Malware and ransomware attack volume is down six percent and nine percent, due to more targeted attacks. 

According to the 2020 SonicWall Cyber Threat Report, rapid response has proven to be invaluable when stopping the damage caused by cyber threats to systems, hardware, daily operations and brand reputation. The SonicWall service discovered nearly 440,000 malware variants in 2019 (1,200 per day), with findings reported to malware repositories two days ahead of public submissions. In addition, the company identified more than 153,000 never-before-seen malware variants. 

Major findings of the report include:

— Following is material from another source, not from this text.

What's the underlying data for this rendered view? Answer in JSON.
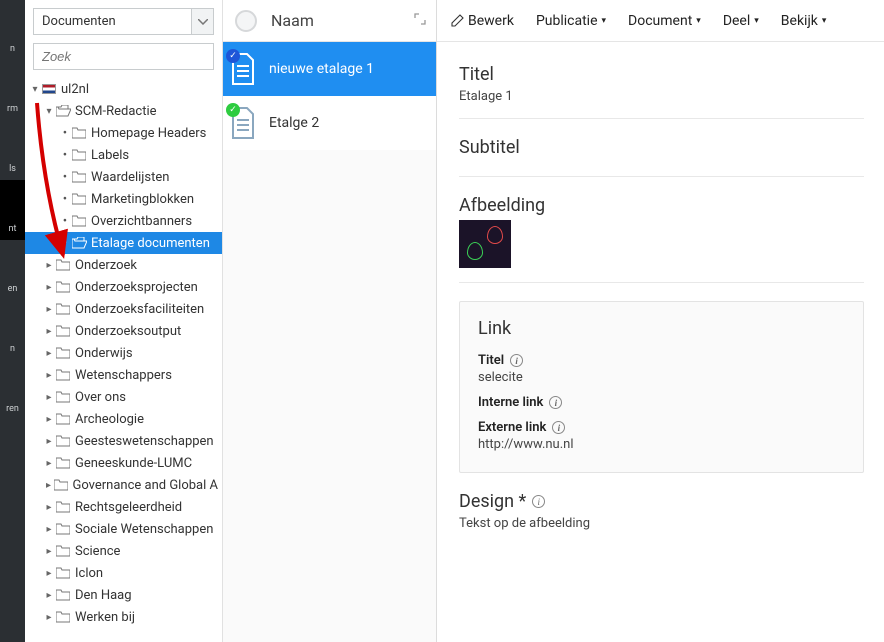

  • Cybercriminals change approach to malware: ‘Spray-and-pray’ tactics that once had malware attack numbers soaring have since been abandoned for more targeted and evasive methods aimed at weaker victims. SonicWall recorded 9.9 billion malware attacks, a six percent year-over-year decrease.
  • Targeted ransomware attacks cripple victims: While total ransomware volume (187.9 million) dipped nine percent for the year, highly targeted attacks left many state, provincial and local governments paralyzed and took down email communications, websites, telephone lines and even dispatch services.
  • The Internet of Things (IoT) is a treasure trove for cybercriminals: Bad actors continue to deploy ransomware on ordinary devices, such as smart TVs, electric scooters and smart speakers, to daily necessities like toothbrushes, refrigerators and doorbells. SonicWall Capture Labs threat researchers discovered a moderate five percent increase in IoT malware, with a total volume of 34.3 million attacks in 2019.
  • Cryptojacking continues to crumble: The volatile shifts and swings of the cryptocurrency market had a direct impact on threat actors’ interest to author cryptojacking malware. The dissolution of Coinhive in March 2019 played a major role in the threat vector’s decline, plunging the volume of cryptojacking hits to 78 percent in the second half of the year.
  • Fileless malware targets Microsoft Office/Office 365, PDF documents: Cybercriminals used new code obfuscation, sandbox detection and bypass techniques, resulting in a multitude of variants and the development of newer and more sophisticated exploit kits using fileless attacks instead of traditional payloads to a disk. While malware decreased six percent globally, SonicWall observed that most new threats masked their exploits within today’s most trusted files. In fact, Office (20.3 percent) and PDFs (17.4 percent) represent 38 percent of new threats detected by Capture ATP.
  • Encrypted threats are still everywhere: Cybercriminals have become reliant upon encrypted threats that evade traditional security control standards, such as firewall appliances that do not have the capability or processing power to detect, inspect and mitigate attacks sent via HTTPs traffic. SonicWall Capture Labs threat researchers recorded 3.7 million malware attacks sent over TLS/SSL traffic, a 27 percent year-over-year increase that is trending up and expected to climb through the year.
  • Side-channel attacks are evolving: These vulnerabilities could impact unpatched devices in the future, including everything from security appliances to end-user laptops. Threat actors could potentially issue digital signatures to bypass authentication or digitally sign malicious software. The recent introduction of TPM-FAIL, the next variation of Meltdown/Spectre, Foreshadow, PortSmash, MDS and more, signals criminals’ intent to weaponize this method of attack.
  • Attacks over non-standard ports cannot be ignored: This year’s research indicated that more than 19 percent of malware attacks leveraged non-standard ports, but found the volume dropping to 15 percent by year’s end with a total of 64 million detected threats. This type of tactic is utilized to deliver payloads undetected against targeted businesses.